(Excerpts from a dataset)
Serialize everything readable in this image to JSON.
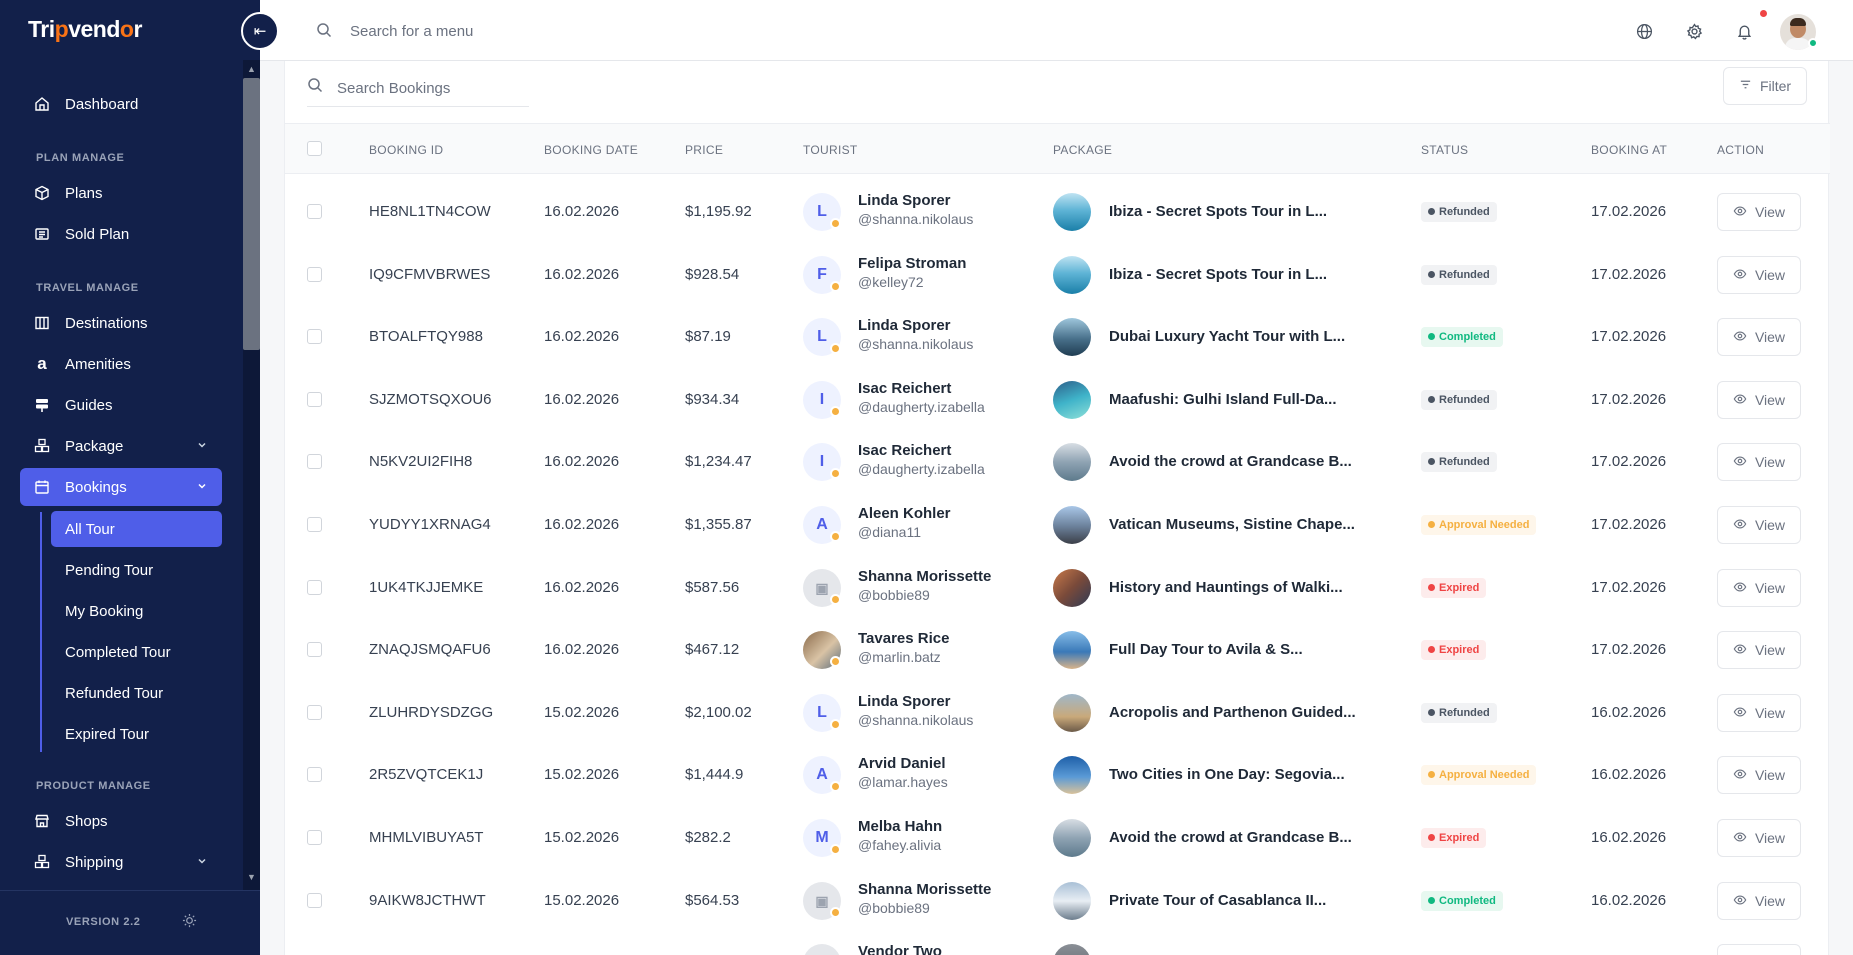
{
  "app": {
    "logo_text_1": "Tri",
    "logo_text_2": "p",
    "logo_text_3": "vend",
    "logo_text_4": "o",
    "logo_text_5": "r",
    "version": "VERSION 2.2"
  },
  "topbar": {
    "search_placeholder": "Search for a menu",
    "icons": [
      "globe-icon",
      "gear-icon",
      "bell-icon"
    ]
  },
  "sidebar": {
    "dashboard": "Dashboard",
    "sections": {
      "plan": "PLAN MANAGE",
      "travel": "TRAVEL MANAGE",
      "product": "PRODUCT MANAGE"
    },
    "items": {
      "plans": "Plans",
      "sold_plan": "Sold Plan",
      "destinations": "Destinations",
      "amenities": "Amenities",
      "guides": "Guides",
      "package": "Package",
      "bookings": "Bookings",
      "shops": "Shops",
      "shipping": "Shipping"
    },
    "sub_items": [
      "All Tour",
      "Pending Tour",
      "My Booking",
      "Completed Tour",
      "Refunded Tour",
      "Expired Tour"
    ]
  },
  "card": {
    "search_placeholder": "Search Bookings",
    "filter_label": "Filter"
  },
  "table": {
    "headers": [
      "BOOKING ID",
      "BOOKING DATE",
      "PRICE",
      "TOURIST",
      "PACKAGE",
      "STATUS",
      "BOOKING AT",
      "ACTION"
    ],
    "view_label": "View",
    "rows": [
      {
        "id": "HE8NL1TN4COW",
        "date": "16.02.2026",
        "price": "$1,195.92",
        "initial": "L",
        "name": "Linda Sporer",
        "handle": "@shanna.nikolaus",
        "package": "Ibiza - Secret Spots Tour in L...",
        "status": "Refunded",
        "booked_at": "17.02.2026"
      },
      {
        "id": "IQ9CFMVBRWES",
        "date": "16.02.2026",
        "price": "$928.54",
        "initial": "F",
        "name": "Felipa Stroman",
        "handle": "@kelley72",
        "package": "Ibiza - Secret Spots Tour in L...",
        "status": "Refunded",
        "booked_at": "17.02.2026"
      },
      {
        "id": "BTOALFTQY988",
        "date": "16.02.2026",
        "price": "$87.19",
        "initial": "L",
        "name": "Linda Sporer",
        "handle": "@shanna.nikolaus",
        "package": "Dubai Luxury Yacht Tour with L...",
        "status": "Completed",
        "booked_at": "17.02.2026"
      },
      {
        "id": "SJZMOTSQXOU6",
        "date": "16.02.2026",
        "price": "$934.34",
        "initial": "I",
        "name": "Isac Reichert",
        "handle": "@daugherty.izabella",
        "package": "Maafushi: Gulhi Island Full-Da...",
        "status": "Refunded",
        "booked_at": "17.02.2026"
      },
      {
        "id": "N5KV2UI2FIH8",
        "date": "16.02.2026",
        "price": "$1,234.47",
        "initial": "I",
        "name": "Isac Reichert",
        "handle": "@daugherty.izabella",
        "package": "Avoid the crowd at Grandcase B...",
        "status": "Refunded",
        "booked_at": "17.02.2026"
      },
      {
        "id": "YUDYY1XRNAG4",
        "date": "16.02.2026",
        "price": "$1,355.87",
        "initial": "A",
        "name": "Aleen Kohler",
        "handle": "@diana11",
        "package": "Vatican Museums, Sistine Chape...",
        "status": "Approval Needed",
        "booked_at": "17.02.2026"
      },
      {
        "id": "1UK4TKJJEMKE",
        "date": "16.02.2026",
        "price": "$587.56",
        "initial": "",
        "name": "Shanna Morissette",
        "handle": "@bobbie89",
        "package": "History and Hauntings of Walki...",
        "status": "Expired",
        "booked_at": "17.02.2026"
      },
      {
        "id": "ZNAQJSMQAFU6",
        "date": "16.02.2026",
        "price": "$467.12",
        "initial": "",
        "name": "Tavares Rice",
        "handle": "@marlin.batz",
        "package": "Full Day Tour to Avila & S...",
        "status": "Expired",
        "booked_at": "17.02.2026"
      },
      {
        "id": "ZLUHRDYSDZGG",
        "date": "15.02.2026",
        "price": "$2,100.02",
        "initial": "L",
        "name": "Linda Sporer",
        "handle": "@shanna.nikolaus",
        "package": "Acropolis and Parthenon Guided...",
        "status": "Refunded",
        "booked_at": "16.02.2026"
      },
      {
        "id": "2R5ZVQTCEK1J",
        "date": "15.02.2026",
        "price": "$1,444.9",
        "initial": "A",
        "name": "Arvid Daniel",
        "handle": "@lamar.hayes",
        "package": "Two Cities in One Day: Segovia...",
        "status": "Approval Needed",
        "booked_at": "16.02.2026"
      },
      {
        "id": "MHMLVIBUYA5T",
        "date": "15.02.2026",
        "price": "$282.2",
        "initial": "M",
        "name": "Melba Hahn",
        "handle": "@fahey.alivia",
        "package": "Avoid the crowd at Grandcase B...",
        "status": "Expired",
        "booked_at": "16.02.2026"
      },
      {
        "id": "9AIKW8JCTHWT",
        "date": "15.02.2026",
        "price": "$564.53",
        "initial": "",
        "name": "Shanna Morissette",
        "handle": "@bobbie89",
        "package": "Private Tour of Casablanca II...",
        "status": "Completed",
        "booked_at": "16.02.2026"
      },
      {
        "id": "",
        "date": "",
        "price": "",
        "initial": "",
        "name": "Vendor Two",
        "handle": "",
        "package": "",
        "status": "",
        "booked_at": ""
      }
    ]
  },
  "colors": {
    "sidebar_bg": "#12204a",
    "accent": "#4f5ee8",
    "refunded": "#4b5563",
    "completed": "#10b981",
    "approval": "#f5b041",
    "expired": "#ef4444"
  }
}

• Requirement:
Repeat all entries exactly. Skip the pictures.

• Answer to this exercise:
Serialize everything readable in this image to JSON.
{
  "app": {
    "logo_text_1": "Tri",
    "logo_text_2": "p",
    "logo_text_3": "vend",
    "logo_text_4": "o",
    "logo_text_5": "r",
    "version": "VERSION 2.2"
  },
  "topbar": {
    "search_placeholder": "Search for a menu",
    "icons": [
      "globe-icon",
      "gear-icon",
      "bell-icon"
    ]
  },
  "sidebar": {
    "dashboard": "Dashboard",
    "sections": {
      "plan": "PLAN MANAGE",
      "travel": "TRAVEL MANAGE",
      "product": "PRODUCT MANAGE"
    },
    "items": {
      "plans": "Plans",
      "sold_plan": "Sold Plan",
      "destinations": "Destinations",
      "amenities": "Amenities",
      "guides": "Guides",
      "package": "Package",
      "bookings": "Bookings",
      "shops": "Shops",
      "shipping": "Shipping"
    },
    "sub_items": [
      "All Tour",
      "Pending Tour",
      "My Booking",
      "Completed Tour",
      "Refunded Tour",
      "Expired Tour"
    ]
  },
  "card": {
    "search_placeholder": "Search Bookings",
    "filter_label": "Filter"
  },
  "table": {
    "headers": [
      "BOOKING ID",
      "BOOKING DATE",
      "PRICE",
      "TOURIST",
      "PACKAGE",
      "STATUS",
      "BOOKING AT",
      "ACTION"
    ],
    "view_label": "View",
    "rows": [
      {
        "id": "HE8NL1TN4COW",
        "date": "16.02.2026",
        "price": "$1,195.92",
        "initial": "L",
        "name": "Linda Sporer",
        "handle": "@shanna.nikolaus",
        "package": "Ibiza - Secret Spots Tour in L...",
        "status": "Refunded",
        "booked_at": "17.02.2026"
      },
      {
        "id": "IQ9CFMVBRWES",
        "date": "16.02.2026",
        "price": "$928.54",
        "initial": "F",
        "name": "Felipa Stroman",
        "handle": "@kelley72",
        "package": "Ibiza - Secret Spots Tour in L...",
        "status": "Refunded",
        "booked_at": "17.02.2026"
      },
      {
        "id": "BTOALFTQY988",
        "date": "16.02.2026",
        "price": "$87.19",
        "initial": "L",
        "name": "Linda Sporer",
        "handle": "@shanna.nikolaus",
        "package": "Dubai Luxury Yacht Tour with L...",
        "status": "Completed",
        "booked_at": "17.02.2026"
      },
      {
        "id": "SJZMOTSQXOU6",
        "date": "16.02.2026",
        "price": "$934.34",
        "initial": "I",
        "name": "Isac Reichert",
        "handle": "@daugherty.izabella",
        "package": "Maafushi: Gulhi Island Full-Da...",
        "status": "Refunded",
        "booked_at": "17.02.2026"
      },
      {
        "id": "N5KV2UI2FIH8",
        "date": "16.02.2026",
        "price": "$1,234.47",
        "initial": "I",
        "name": "Isac Reichert",
        "handle": "@daugherty.izabella",
        "package": "Avoid the crowd at Grandcase B...",
        "status": "Refunded",
        "booked_at": "17.02.2026"
      },
      {
        "id": "YUDYY1XRNAG4",
        "date": "16.02.2026",
        "price": "$1,355.87",
        "initial": "A",
        "name": "Aleen Kohler",
        "handle": "@diana11",
        "package": "Vatican Museums, Sistine Chape...",
        "status": "Approval Needed",
        "booked_at": "17.02.2026"
      },
      {
        "id": "1UK4TKJJEMKE",
        "date": "16.02.2026",
        "price": "$587.56",
        "initial": "",
        "name": "Shanna Morissette",
        "handle": "@bobbie89",
        "package": "History and Hauntings of Walki...",
        "status": "Expired",
        "booked_at": "17.02.2026"
      },
      {
        "id": "ZNAQJSMQAFU6",
        "date": "16.02.2026",
        "price": "$467.12",
        "initial": "",
        "name": "Tavares Rice",
        "handle": "@marlin.batz",
        "package": "Full Day Tour to Avila & S...",
        "status": "Expired",
        "booked_at": "17.02.2026"
      },
      {
        "id": "ZLUHRDYSDZGG",
        "date": "15.02.2026",
        "price": "$2,100.02",
        "initial": "L",
        "name": "Linda Sporer",
        "handle": "@shanna.nikolaus",
        "package": "Acropolis and Parthenon Guided...",
        "status": "Refunded",
        "booked_at": "16.02.2026"
      },
      {
        "id": "2R5ZVQTCEK1J",
        "date": "15.02.2026",
        "price": "$1,444.9",
        "initial": "A",
        "name": "Arvid Daniel",
        "handle": "@lamar.hayes",
        "package": "Two Cities in One Day: Segovia...",
        "status": "Approval Needed",
        "booked_at": "16.02.2026"
      },
      {
        "id": "MHMLVIBUYA5T",
        "date": "15.02.2026",
        "price": "$282.2",
        "initial": "M",
        "name": "Melba Hahn",
        "handle": "@fahey.alivia",
        "package": "Avoid the crowd at Grandcase B...",
        "status": "Expired",
        "booked_at": "16.02.2026"
      },
      {
        "id": "9AIKW8JCTHWT",
        "date": "15.02.2026",
        "price": "$564.53",
        "initial": "",
        "name": "Shanna Morissette",
        "handle": "@bobbie89",
        "package": "Private Tour of Casablanca II...",
        "status": "Completed",
        "booked_at": "16.02.2026"
      },
      {
        "id": "",
        "date": "",
        "price": "",
        "initial": "",
        "name": "Vendor Two",
        "handle": "",
        "package": "",
        "status": "",
        "booked_at": ""
      }
    ]
  },
  "colors": {
    "sidebar_bg": "#12204a",
    "accent": "#4f5ee8",
    "refunded": "#4b5563",
    "completed": "#10b981",
    "approval": "#f5b041",
    "expired": "#ef4444"
  }
}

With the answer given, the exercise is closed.